(ENTRIES PROVIDED begins)
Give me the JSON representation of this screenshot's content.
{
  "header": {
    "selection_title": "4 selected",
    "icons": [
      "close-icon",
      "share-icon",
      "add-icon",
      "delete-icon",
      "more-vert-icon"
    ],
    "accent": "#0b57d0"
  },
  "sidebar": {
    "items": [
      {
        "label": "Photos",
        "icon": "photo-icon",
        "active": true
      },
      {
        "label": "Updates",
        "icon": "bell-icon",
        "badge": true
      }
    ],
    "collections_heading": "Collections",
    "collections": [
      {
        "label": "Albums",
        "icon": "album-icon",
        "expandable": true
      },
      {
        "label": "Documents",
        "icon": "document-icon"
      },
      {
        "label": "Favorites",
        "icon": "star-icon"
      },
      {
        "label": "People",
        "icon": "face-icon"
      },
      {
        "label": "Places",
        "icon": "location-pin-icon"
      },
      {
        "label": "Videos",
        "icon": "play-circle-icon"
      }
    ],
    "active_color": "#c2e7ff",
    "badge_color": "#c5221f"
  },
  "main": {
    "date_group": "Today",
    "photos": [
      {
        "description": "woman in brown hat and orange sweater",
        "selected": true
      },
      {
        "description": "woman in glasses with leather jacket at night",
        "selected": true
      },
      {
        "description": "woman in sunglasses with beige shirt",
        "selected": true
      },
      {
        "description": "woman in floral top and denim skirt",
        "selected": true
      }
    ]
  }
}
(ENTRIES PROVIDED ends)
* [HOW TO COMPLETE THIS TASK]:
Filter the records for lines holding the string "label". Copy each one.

* [ANSWER SPACE]:
        "label": "Photos",
        "label": "Updates",
        "label": "Albums",
        "label": "Documents",
        "label": "Favorites",
        "label": "People",
        "label": "Places",
        "label": "Videos",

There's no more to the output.